“Early on it was starry skies with a bit of cloud, which is good owling weather,” said count organizer Sandra Gray. “Five teams went out to do some owling and they recorded a total of eight great horned owls, three barred and one northern Saw-Whet owl, which is fantastic. Any owls we can pull out of the darkness is fantastic.”
In all, she said, 47 birders were divided into nine teams to fan out across the area to record as many types of birds and numbers of birds as they could in a 24-hour period. In all, Gray said just under 31,000 birds were recorded, with 112 species.
“That’s on the high side,” Gray said. “Last year’s totals were an all-time high, with just under 35,000. We’ve had considerably less than that. The first year we had between 9,000 and 10,000, but of course we have more eyes and ears now.”
While there was no spectacularly unusual sighting, such as the Citrine wagtail that had Courtenay birders all a-twitter, but there was wood duck, a northern shoveler and eight ring-necked pheasants, which was up from zero last year.
Of particular interest to the birders, she said, were the 860 Trumpter swans in the area.
“We had quite a few people really enthusiastic about these giant, white birds,” Gray said. “There were quite a number at the mouth of the Little Qualicum River.”
Also of note, she said were 71 Brant geese, a turkey vulture and 156 ring-necked ducks.
The number of Canada geese recorded — 1,200 of them — was about the same number as last year and the year before.
“The number has gone up a little and down a little but they are staying about steady,” Gray said.
The information recorded by the count is forwarded to the Audubon Society, which uses the numbers garnered from counts all across North America, to determine how various populations of birds are rising or falling.

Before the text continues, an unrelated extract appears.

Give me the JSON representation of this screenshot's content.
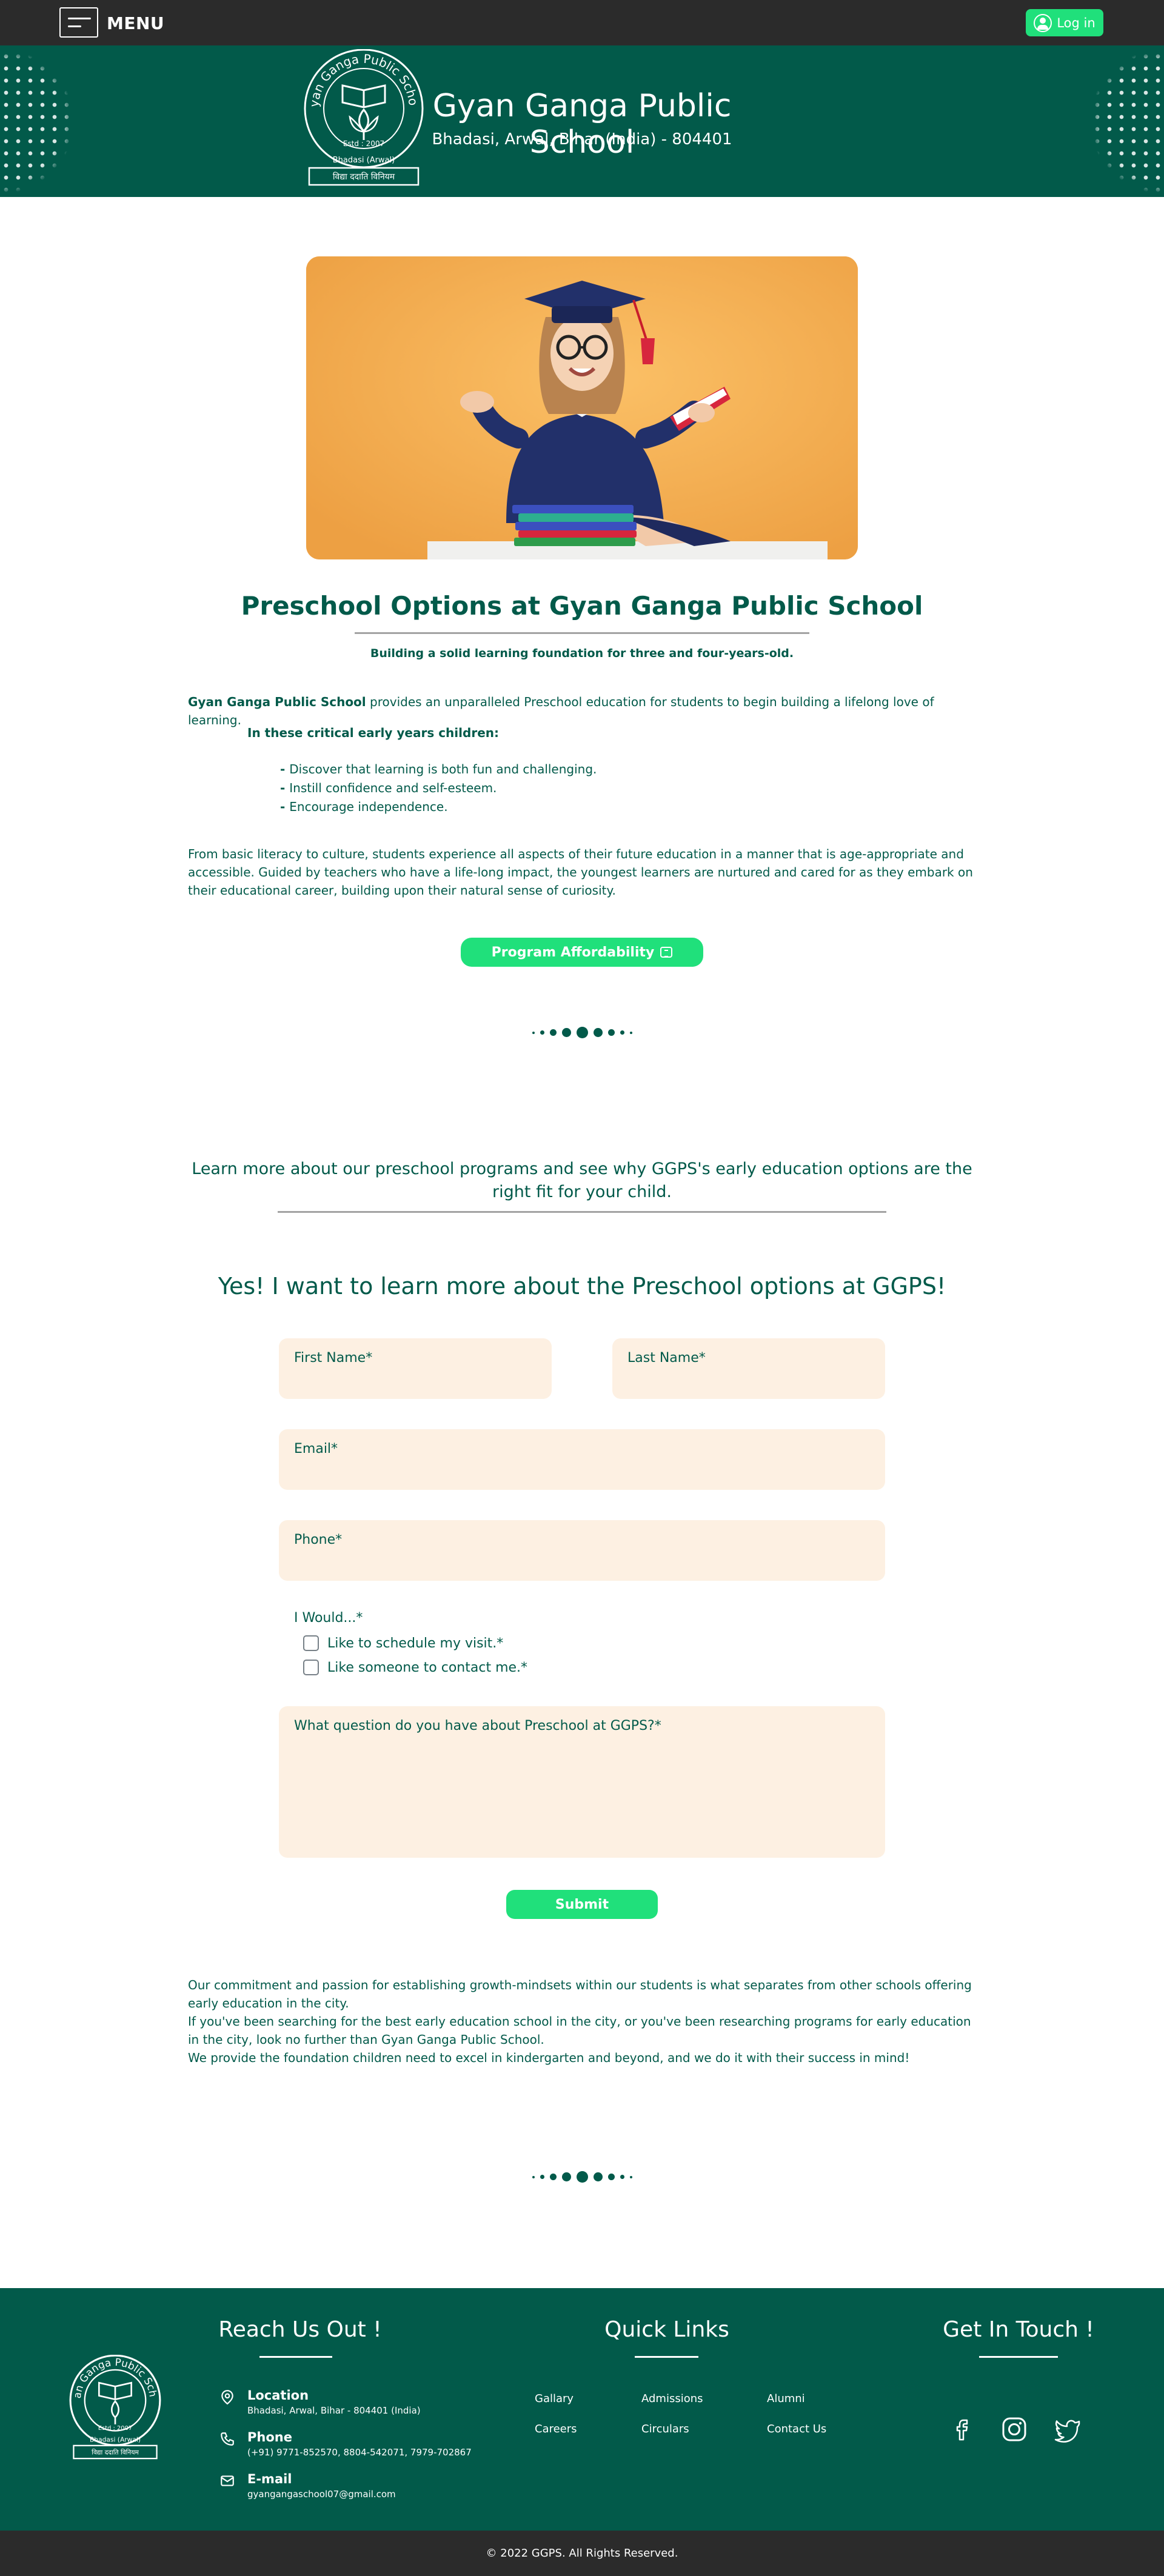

The event was ended with a potluck supper for all the birders who took part.